Thus far no Liberals have said publicly whether they will agree to call her a second time. She testified the first time on Feb. 27, in a four-hour session where she laid out her case that the Prime Minister's Office had put sustained pressure on her over four months last autumn to change her mind on diverting a criminal prosecution of SNC-Lavalin. The engineering and construction giant faces charges of bribing foreign officials in Libya.
Poilievre tried in vain to raise point of order demanding his motion be fully dealt with before Drouin's but according to committee rules, a motion to adjourn takes precedence over anything else the committee might do.
The Liberals, with five MPs to the opposition's four, prevailed. The discussion on future witnesses, including Wilson-Raybould, will now be next week, in private.
Opposition MPs were incensed, leaping to their feet and shouting out epithets like "shame," "coverup" and "despicable!" Conservative Michael Barrett pointed across the committee room floor at Drouin and yelled that he hoped Drouin knows how to "translate 'coverup' " into French when he spoke with reporters outside the room.
Drouin shrugged off the criticism.
"The committee has already expressed its wishes on March 6 to have this particular hearing on March 19 so it's as simple as that," he said as he left the room.
Poilievre told the committee he wanted Wilson-Raybould to appear again to answer claims made by Prime Minister Justin Trudeau's former top aide Gerald Butts.
Wilson-Raybould quit the federal cabinet in mid-February, a few days after the allegations of improper pressure arose.
When he testified, Butts put the dispute down to a series of miscommunications and misunderstandings.
Poilievre said it wasn't fair that Butts got to speak about things that happened between the time Wilson-Raybould was shuffled from the Justice Department to Veterans Affairs in January and the day she quit cabinet a month later, while the former minister herself felt bound by cabinet-secrecy obligations.
Trudeau could have let her speak openly, he said.
Both Butts and Wilson-Raybould were freed to speak about matters often protected by cabinet confidences, and in her case, solicitor-client privilege, by a waiver issued by Prime Minister Justin Trudeau in late February.
The waiver does not, however, allow Wilson-Raybould to speak about the period after she was shuffled from Justice to Veterans Affairs, including her conversations with Trudeau about why she quit cabinet.

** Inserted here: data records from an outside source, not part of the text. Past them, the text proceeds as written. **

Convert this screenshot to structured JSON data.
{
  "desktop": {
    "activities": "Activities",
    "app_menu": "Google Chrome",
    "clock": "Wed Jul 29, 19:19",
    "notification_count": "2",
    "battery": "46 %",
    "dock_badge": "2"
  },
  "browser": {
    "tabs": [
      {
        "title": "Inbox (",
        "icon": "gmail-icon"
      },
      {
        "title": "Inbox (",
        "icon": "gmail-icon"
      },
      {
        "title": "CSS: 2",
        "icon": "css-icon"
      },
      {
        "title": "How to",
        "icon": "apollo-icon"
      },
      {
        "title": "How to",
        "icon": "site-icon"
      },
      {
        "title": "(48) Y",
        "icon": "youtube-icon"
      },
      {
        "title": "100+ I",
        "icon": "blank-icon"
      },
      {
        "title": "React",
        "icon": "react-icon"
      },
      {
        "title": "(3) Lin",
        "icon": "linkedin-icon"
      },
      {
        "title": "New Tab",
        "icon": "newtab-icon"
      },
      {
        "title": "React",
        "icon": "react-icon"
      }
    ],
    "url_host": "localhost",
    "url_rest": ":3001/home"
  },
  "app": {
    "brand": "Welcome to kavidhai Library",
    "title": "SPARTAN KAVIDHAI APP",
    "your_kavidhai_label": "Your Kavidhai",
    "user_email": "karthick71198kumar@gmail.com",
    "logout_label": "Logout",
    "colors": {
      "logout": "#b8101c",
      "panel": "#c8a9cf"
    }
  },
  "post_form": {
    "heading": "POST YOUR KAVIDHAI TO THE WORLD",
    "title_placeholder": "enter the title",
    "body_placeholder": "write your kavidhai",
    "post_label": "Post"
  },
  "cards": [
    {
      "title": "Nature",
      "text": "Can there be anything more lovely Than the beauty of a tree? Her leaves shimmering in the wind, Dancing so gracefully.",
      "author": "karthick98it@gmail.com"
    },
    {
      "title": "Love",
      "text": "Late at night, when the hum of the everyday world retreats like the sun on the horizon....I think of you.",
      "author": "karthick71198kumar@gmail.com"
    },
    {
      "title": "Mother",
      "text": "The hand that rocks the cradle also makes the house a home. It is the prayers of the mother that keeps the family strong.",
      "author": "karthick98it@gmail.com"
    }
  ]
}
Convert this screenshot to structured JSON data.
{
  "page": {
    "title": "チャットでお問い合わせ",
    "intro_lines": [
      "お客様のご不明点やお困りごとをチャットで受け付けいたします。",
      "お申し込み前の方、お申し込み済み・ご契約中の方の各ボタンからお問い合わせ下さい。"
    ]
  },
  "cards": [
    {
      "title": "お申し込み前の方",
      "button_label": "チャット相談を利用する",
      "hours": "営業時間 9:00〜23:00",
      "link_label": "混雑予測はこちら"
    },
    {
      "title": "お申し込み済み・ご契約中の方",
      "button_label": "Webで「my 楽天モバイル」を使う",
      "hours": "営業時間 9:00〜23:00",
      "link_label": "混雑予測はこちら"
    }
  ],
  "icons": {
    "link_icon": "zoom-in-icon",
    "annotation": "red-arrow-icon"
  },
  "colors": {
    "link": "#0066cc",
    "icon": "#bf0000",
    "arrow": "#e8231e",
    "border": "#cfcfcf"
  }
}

Poilievre said Trudeau needs to extend the waiver because something clearly happened in that time that was so "egregious" it pushed Wilson-Raybould to quit.
But Poilievre said Trudeau doesn't want Canadians to know what that is.
"He sent in his majority to shut down that discussion without a debate and ensure that Canadians will never know the truth," Poilievre said after the abrupt end of the meeting. "If they were going to let her speak, they could have done it today ... Justin Trudeau is transforming the justice committee into the Justin committee."
New Democrat MP Tracey Ramsey said Trudeau himself has benefited from a double standard.
"We've heard the prime minister speak very freely about a period of time that Ms. Wilson-Raybould has not been able to speak about," Ramsey said. "Today, (Liberals) signalled to Canadians that they aren't interested in the truth."
The opposition also points out the committee did hear a second time from Privy Council clerk Michael Wernick and deputy justice minister Nathalie Drouin, after Wilson-Raybould's first appearance raised additional questions to pose to them.